If one watches Fox New, there’s always some manufactured controversy about how Christians are supposedly persecuted because some atheist group forced their local school board to follow the pesky Constitution. In nearly all these cases, anyone with a gram of reasoning capability can easily surmise that the same people claiming persecution would blow their stacks if a Muslim group came into their kids’ school and put up a picture of the Kaaba or some other equivalent to the things Christians always want to see in public schools.  Just take a look at this video and tell me you don’t think these people would shit bricks if Muslims wanted to put up their own religious plaque in their local school.

This case in Massachusetts would seem to vindicate this claim, except in this case it wasn’t a matter of Muslims trying to bring Islam into the school. The article’s author goes to great lengths to conceal the fact that the passage in question, which is pretty unambiguous in spite of their attempt to crop out as much context as possible, clearly refers to the beliefs of Muslims, using part of the adhan or call to prayer as a summation of that belief. It could have been more concisely presented in the shahada, the Muslim statement of faith which anyone wishing to convert to Islam must pronounce: “I bear witness that there is no God but Allah(God), and Muhammed is his servant and prophet.”  In any case, it is clear from the photo in the story that the book in question does not “teach Islam,” but rather it is a history book explaining the beliefs of Muslims.

It is clear beyond any shadow of doubt that efforts were made either by the author or the editor to conceal the true nature of what happened at this school. The author ignorantly says the book’s passages about Mohammed are “rah-rah,” as in supportive of Mohammed, and that the book claims the pagan Meccans used to kill baby girls before they converted to Islam after the Muslims conquered that city. Well I’m very sorry, Daily Caller, but those claims about Mohammed reported by the history book in question are indeed true, including the claim about female infanticide. Infanticide was commonly practiced in many European cultures, along with human sacrifice, until the spread of Christianity in many places. The story about Mecca becoming a corrupt and lawless place until Islam took over is essentially true and agreed upon by all scholars in the field. Of course in reality, Islam has failed to fully eliminate many pre-Islamic practices all over the world, and in many cases it has been twisted to justify such tribal or traditional practices. The fact that Islam was overwhelmingly positive for the Arab peoples is beyond debate, however.

As for the question of a pro-Islamic slant, this is simply nonsense.  Mohammed, much like Jesus, was a reformer. He appears in a decaying society with a new message and originally the effect is very positive. Of course eventually Islam, like Christianity, turned into the religion of a state and later an empire. That’s when the spiritual doctrine gets shackled to the needs of the ruling class.  In any case, I doubt this father would have been angered by a historical passage which read thus: “During the reign of Tiberius, a man named Jesus of Nazareth preached a message of peace, charity, and a personal connection to God. After being crucified, Jesus’ followers claimed he rose from the dead, and that his sacrifice on Earth would bring eternal life to anyone who believed in him.
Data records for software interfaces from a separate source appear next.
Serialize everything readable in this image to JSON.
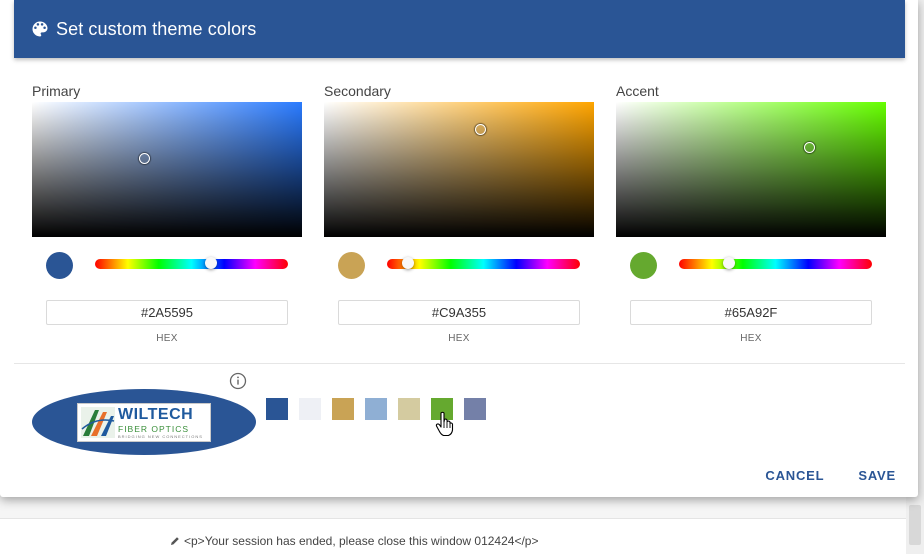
{
  "dialog": {
    "title": "Set custom theme colors",
    "cancel_label": "CANCEL",
    "save_label": "SAVE"
  },
  "pickers": [
    {
      "label": "Primary",
      "hex": "#2A5595",
      "hex_caption": "HEX",
      "hue_color": "#2a7bff",
      "hue_fraction": 0.6,
      "saturation": 0.42,
      "value": 0.58
    },
    {
      "label": "Secondary",
      "hex": "#C9A355",
      "hex_caption": "HEX",
      "hue_color": "#ffa500",
      "hue_fraction": 0.11,
      "saturation": 0.58,
      "value": 0.79
    },
    {
      "label": "Accent",
      "hex": "#65A92F",
      "hex_caption": "HEX",
      "hue_color": "#66ff00",
      "hue_fraction": 0.26,
      "saturation": 0.72,
      "value": 0.66
    }
  ],
  "logo": {
    "name": "WILTECH",
    "subtitle": "FIBER OPTICS",
    "tagline": "BRIDGING NEW CONNECTIONS",
    "ellipse_color": "#2a5595"
  },
  "preset_colors": [
    "#2a5595",
    "#eef0f5",
    "#c9a355",
    "#8fafd4",
    "#d4cba0",
    "#65a92f",
    "#7480a8"
  ],
  "session_message": "<p>Your session has ended, please close this window 012424</p>",
  "icons": [
    "palette-icon",
    "info-icon",
    "pencil-icon",
    "hand-pointer-icon"
  ]
}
This belief can be seen in the Biblical passage John 3:16…”

This is not teaching Christianity. This is teaching about Christianity. Ditto for that history book text on Islam.  So what we have here is a deliberate attempt to create a scandal where one does not exist. The lie begins with the headline. It’s basically “Dog bites man” when in fact nobody got bitten at all. Just something to keep in mind when we criticize the Russian press I guess.